GUL also offers longer coverage. Usually you won’t see a term product with level premiums for more than 30 years, and once you start getting a little older (55-60), companies might only sell you up to a 20 year term, for example.
As far as premiums go, for our example above a 30 year term policy would be about $83 dollars per month. If we adjust the original GUL slightly so that the guarantee now is to age 85 instead of 100 and the premiums are paid through age 85, the premium would be about $90 per month. (As a side note, you can compare this to the $131 required to be paid through age 85 for lifetime coverage from the table above).
So the premiums for a 30 year term and a GUL with a 30 year guarantee in this case are comparable. The GUL does offer more flexibility since you could always pay more than $90 if you wanted the guarantee to last longer, or pay longer than age 85 if you wanted to. The GUL might also have a few more benefits that we’ll go over below.
Note that these because of the additional benefits, among other things, the premiums might not scale up the same way for a term policy and a GUL. For example, $1 million of term coverage in this case would be about $593 per month, while the GUL with a 30 year guarantee and $1 million benefit would be about $834 per month.
Do I have access to the premiums I’ve paid in?
Like any UL policy, you have access to the policy’s cash value after any surrender charges.

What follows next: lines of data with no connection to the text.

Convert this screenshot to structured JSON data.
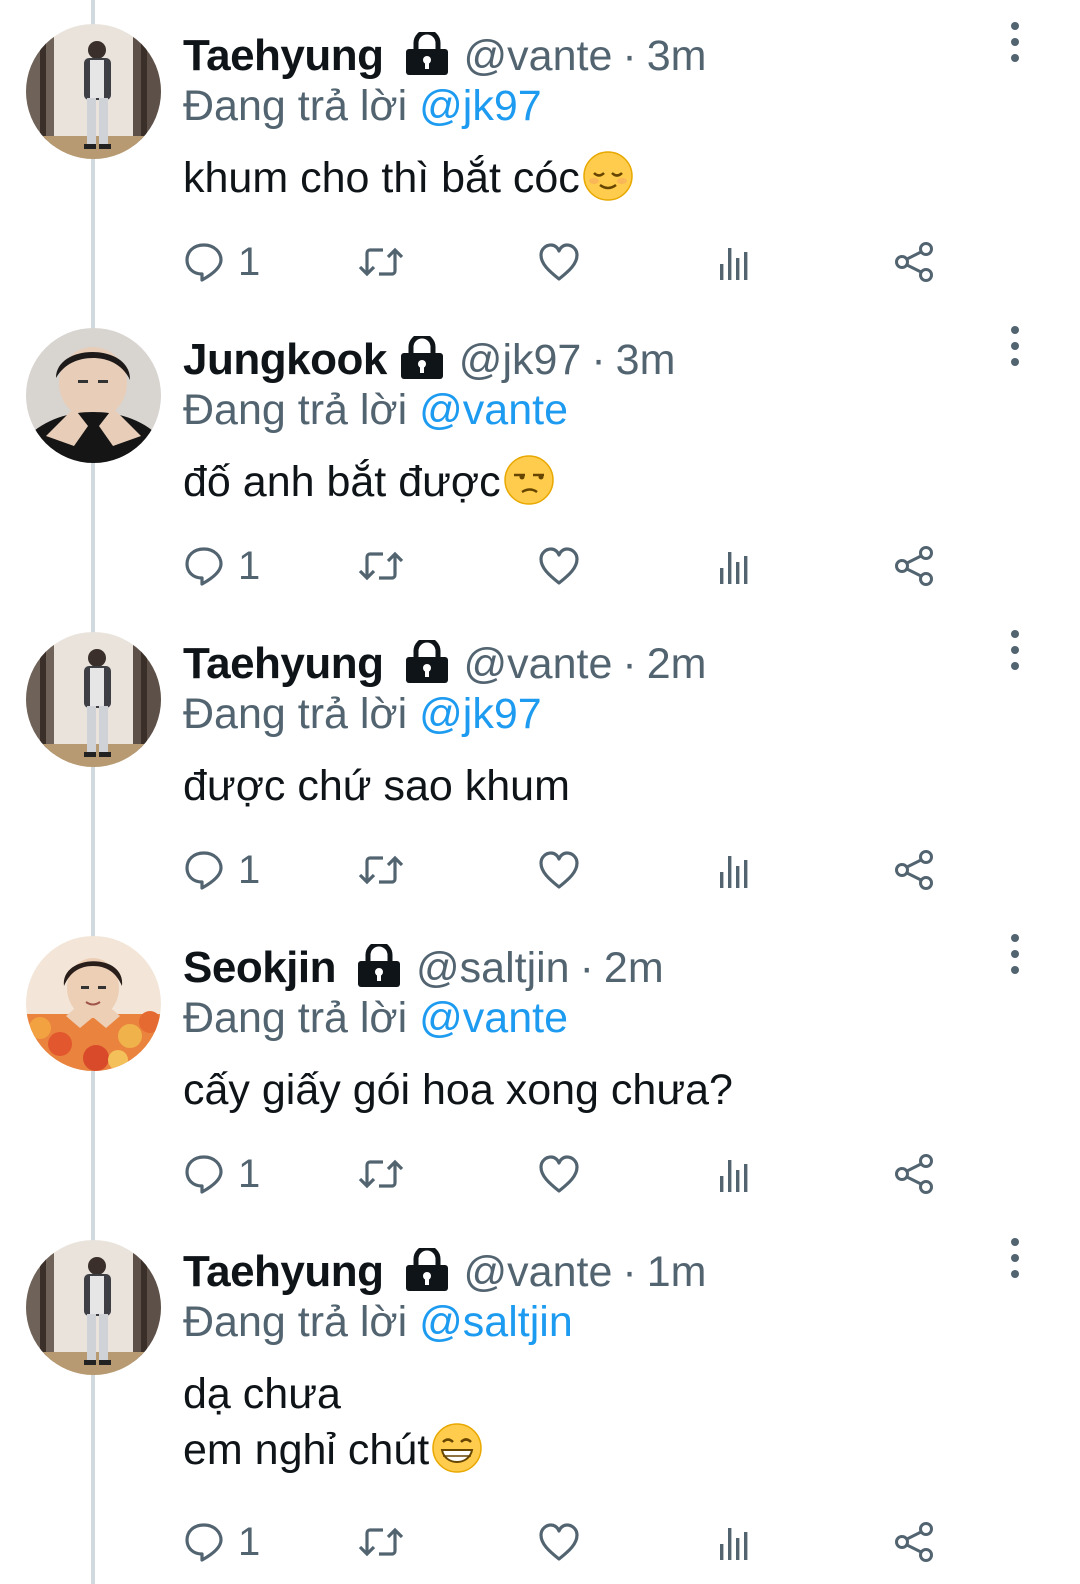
{
  "replying_prefix": "Đang trả lời",
  "tweets": [
    {
      "name": "Taehyung",
      "handle": "@vante",
      "time": "3m",
      "reply_to": "@jk97",
      "lines": [
        "khum cho thì bắt cóc"
      ],
      "emoji": "relieved-face",
      "reply_count": "1",
      "avatar": "avatar-taehyung"
    },
    {
      "name": "Jungkook",
      "handle": "@jk97",
      "time": "3m",
      "reply_to": "@vante",
      "lines": [
        "đố anh bắt được"
      ],
      "emoji": "unamused-face",
      "reply_count": "1",
      "avatar": "avatar-jungkook"
    },
    {
      "name": "Taehyung",
      "handle": "@vante",
      "time": "2m",
      "reply_to": "@jk97",
      "lines": [
        "được chứ sao khum"
      ],
      "emoji": "",
      "reply_count": "1",
      "avatar": "avatar-taehyung"
    },
    {
      "name": "Seokjin",
      "handle": "@saltjin",
      "time": "2m",
      "reply_to": "@vante",
      "lines": [
        "cấy giấy gói hoa xong chưa?"
      ],
      "emoji": "",
      "reply_count": "1",
      "avatar": "avatar-seokjin"
    },
    {
      "name": "Taehyung",
      "handle": "@vante",
      "time": "1m",
      "reply_to": "@saltjin",
      "lines": [
        "dạ chưa",
        "em nghỉ chút"
      ],
      "emoji": "grinning-face",
      "reply_count": "1",
      "avatar": "avatar-taehyung"
    }
  ],
  "colors": {
    "name": "#0f1419",
    "secondary": "#536471",
    "mention": "#1d9bf0",
    "thread_line": "#cfd9de"
  },
  "icons": [
    "lock-icon",
    "more-icon",
    "reply-icon",
    "retweet-icon",
    "like-icon",
    "views-icon",
    "share-icon"
  ]
}
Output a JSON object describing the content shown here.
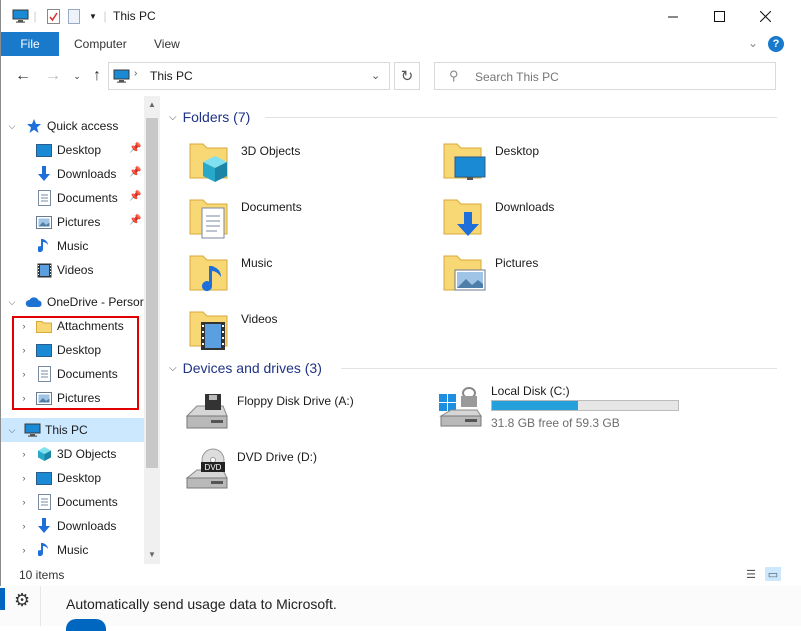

But in the case of GUL there probably will be very little or no cash value (and accessing the cash value could affect your death benefit guarantee, so watch out for this).
But many policies have so-called living benefits, which pay out when you suffer from a critical, terminal, or chronic illness. The amounts and contractual rules for claiming these benefits vary from company to company. So if you want access to cash value, a GUL is probably not your best bet.
What is the best age to buy it?
There is not necessarily a best age to purchase it. Most companies will issue it to people up to age 80-85, subject to underwriting of course. If you are very old, the premiums will be quite high. If you are young/very young, term insurance and accumulating assets is a better bet. A middle aged person who is getting a little old for term, but not so old that the premiums are cost prohibitive would be the most likely candidate for this product. A common use for the product is legacy planning, and middle age is often a time when people think about that kind of stuff and when they can afford it.
Are there any less expensive alternatives?
We thought GUL was already a pretty good deal, but who doesn’t want to save a few more dollars? The next cheapest option is a second-to-die GUL policy. These policies insure two people and pay only when the second dies. If the surviving spouse needs the income when the other spouse dies, these policies are not a good option. But if you are trying to pass on assets or leave a legacy to children, grandchildren, or other heirs, then this is a cost effective way to do it.
The amount of premium that a second-to-die policy can you save varies. If both insureds are healthy, it can save quite a bit. If one person is not terribly healthy, it can be a way for him/her to get coverage. But if one of the insureds is very unhealthy, then the savings will not be significant (versus the price of a GUL on the healthy insured).
Hopefully this article was helpful. It’s hard to go over every little detail, especially when people’s situations vary so much. But if you have questions or would like some help, feel free to reach out to us.